Searching… Anumbor’s tales of child, women abuse
As part of her contributions towards a society that is devoid of oppression and human right abuses, Josephine Anumbor has joined other artists in the motion picture industry to engage the screen in canvassing eradication of all forms of discrimination against women and children. With a movie titled Searching, Anumbor attempts to restore hope to women, especially those who, as a result of subjugation and other forms of discrimination, have lost every sense of belonging.
The film, which features prominent Nollywood faces including Yemi Blaq and Eucharia Anunobi tells a story of girl-child abuse, domestic violence, consequences of broken marriages, rape and lust.
The film is a sad commentary on a society that fails in its duties and obligations to the young generations. This is captured in the plight of a young girl who is born outside wedlock and whose mother, rejected by the same man that gets her pregnant, lacks the financial power to guarantee her education.
And when she succeeds in finding her father as a teenager, the rejection and humiliation she receives in place of fatherly love and care forces her into prostitution as the only option for survival.
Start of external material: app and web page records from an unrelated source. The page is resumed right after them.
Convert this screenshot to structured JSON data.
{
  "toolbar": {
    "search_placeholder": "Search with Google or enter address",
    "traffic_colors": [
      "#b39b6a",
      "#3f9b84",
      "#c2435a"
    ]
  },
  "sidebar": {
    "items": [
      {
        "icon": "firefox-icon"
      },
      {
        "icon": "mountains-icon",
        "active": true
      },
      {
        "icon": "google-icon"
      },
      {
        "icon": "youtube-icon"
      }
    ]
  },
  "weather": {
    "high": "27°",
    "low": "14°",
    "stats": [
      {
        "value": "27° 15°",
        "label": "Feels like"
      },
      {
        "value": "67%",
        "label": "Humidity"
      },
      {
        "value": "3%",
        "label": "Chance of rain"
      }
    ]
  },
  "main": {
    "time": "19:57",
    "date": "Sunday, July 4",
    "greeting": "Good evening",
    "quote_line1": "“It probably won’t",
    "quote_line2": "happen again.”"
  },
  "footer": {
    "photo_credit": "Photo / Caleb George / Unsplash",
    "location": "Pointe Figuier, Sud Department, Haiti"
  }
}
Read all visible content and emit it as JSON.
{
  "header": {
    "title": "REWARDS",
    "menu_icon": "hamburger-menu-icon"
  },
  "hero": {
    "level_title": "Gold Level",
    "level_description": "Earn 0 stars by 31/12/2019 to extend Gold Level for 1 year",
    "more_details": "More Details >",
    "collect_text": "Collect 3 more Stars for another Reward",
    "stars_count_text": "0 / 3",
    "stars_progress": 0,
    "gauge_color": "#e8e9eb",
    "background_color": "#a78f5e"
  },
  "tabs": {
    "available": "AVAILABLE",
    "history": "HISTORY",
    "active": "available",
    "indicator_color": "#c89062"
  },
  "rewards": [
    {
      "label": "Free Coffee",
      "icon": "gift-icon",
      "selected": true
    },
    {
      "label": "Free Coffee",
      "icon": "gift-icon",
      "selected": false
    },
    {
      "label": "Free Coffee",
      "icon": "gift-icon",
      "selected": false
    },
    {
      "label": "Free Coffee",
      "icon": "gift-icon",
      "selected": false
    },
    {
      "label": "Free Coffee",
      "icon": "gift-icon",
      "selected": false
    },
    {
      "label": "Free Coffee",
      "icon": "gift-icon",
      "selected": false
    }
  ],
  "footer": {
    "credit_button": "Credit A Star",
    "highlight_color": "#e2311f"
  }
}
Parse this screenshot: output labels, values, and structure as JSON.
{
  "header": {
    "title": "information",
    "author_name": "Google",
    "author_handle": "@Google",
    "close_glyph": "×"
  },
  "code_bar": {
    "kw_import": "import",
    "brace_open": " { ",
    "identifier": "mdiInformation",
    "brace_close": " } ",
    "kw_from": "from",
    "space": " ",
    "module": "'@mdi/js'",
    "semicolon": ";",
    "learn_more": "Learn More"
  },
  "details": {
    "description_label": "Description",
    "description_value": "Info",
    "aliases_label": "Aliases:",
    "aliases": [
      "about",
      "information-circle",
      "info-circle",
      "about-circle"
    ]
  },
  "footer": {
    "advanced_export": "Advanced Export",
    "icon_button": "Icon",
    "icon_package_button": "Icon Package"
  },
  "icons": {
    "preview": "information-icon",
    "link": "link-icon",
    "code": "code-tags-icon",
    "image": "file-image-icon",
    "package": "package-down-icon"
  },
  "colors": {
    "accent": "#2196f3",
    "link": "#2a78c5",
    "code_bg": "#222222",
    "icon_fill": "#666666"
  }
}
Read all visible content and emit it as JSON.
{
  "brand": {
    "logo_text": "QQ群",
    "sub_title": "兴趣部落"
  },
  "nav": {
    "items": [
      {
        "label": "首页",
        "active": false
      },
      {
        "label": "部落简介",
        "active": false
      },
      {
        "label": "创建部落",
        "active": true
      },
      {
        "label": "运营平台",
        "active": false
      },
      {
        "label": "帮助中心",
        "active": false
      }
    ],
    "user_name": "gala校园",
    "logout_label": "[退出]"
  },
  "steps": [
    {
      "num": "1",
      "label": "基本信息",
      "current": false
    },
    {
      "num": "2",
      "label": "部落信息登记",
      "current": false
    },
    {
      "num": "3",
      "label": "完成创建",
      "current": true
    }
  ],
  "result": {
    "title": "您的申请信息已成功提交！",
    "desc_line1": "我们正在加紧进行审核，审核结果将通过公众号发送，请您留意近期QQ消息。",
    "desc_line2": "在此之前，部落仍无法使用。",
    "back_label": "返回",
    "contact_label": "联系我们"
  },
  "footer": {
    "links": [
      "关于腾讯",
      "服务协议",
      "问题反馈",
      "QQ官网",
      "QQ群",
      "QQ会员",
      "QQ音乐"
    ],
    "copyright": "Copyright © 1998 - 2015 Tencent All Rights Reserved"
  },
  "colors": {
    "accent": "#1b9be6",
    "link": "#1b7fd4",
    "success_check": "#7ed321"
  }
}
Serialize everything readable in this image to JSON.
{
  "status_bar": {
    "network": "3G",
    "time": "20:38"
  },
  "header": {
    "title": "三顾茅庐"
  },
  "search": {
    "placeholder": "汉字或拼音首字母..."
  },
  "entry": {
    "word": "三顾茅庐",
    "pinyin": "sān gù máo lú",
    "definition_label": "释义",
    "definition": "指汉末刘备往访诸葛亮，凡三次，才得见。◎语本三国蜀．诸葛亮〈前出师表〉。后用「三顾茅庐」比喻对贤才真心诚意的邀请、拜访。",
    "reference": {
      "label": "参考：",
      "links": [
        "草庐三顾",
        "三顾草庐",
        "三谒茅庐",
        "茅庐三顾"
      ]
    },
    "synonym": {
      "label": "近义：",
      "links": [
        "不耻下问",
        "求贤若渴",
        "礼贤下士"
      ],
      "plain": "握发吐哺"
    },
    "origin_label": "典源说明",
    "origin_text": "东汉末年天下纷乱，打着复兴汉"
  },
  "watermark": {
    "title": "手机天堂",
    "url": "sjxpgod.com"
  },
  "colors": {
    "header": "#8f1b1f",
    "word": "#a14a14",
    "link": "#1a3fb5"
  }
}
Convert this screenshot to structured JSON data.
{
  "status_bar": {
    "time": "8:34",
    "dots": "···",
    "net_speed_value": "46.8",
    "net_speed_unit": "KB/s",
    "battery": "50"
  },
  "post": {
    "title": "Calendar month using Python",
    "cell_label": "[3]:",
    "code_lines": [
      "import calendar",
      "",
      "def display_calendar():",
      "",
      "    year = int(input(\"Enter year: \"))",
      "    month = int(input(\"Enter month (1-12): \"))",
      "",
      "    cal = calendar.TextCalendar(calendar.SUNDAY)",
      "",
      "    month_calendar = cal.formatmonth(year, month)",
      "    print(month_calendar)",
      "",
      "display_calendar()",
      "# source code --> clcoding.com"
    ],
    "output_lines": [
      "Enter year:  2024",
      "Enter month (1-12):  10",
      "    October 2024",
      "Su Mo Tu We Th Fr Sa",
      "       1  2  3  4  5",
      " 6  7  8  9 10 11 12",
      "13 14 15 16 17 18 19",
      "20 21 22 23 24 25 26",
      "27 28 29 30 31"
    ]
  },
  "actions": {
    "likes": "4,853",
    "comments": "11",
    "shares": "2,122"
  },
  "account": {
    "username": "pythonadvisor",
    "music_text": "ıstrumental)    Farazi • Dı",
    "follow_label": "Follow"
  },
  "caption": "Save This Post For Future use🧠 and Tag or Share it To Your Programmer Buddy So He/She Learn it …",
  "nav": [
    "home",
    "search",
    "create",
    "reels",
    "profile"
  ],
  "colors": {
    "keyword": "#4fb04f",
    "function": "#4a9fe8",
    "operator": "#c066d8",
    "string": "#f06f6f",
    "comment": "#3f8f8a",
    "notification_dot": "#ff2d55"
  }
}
The emotion-laden film climaxes when the father and daughter meet in an unholy circumstance.
The same father who refuses to look the daughter in the face when she needed N5,000 to pursue her education is willing to spend a huge amount on her for pleasure. Fortunately, the young girl is smart enough to recognise him as her irresponsible father.
According to the film producer, Anumbor, the actors were particularly drawn to give proper interpretation to the script. She said, “We engaged the likes of Yemi Blaq because we were looking for a perfect gentleman and for Eucharia Anunobi. You know that some time ago in this country, she played strong roles. So, she was given that role so she could guide the younger ones on how to correct the past in whatever they do.
“She came in to help them to find skills and lead them out of the streets. She was able to tell some of them that it is not nice to be a prostitute, to be in the streets or even to sell their bodies. The movie will premiere on November 26 and the stars would be on hand to grace the event. Others that will be there include those who believe in the protection of the girl-child”.
Amumbor is a movie producer, presenter and child rights activist whose passion for the young ones has been a driving force in her life.
Speaking on the choice of title, she said it derived from its major focus on the travails of women, adding, “Looking at society today you see many young people who have been abused one way or the other. That is why this movie was made so people can rise up against such abuses.
“Anyone watching the movie will see how bad it is. We wanted to show the rapist themselves how animalistic they are. If we wanted to provide answers to all of the questions, we will probably have ten parts to the movie. What we succeeded in doing is to show how bad it really is.
“It is expected that if anyone who is involved in raping women sees this movie, he will not want to continue with the act”.
Although it was not captured in the movie, the producer has canvassed stricter penalty for rape to serve as deterrent. “I think there are existing laws but I believe there should be stricter laws and the implementation must be followed through to serve as a deterrent to people who engage in violent crimes in the society.
“But aside the laws, there is the need for enlightenment because if you have headache and you keep on taking drugs for it without looking for the cause of the headache, you will keep on taking the drugs. It is like holding a balloon and trying to sink it inside water; it will not work until the air is deflated.
“I believe there should be more enlightenment so that the people who indulge in these acts can change their mind”.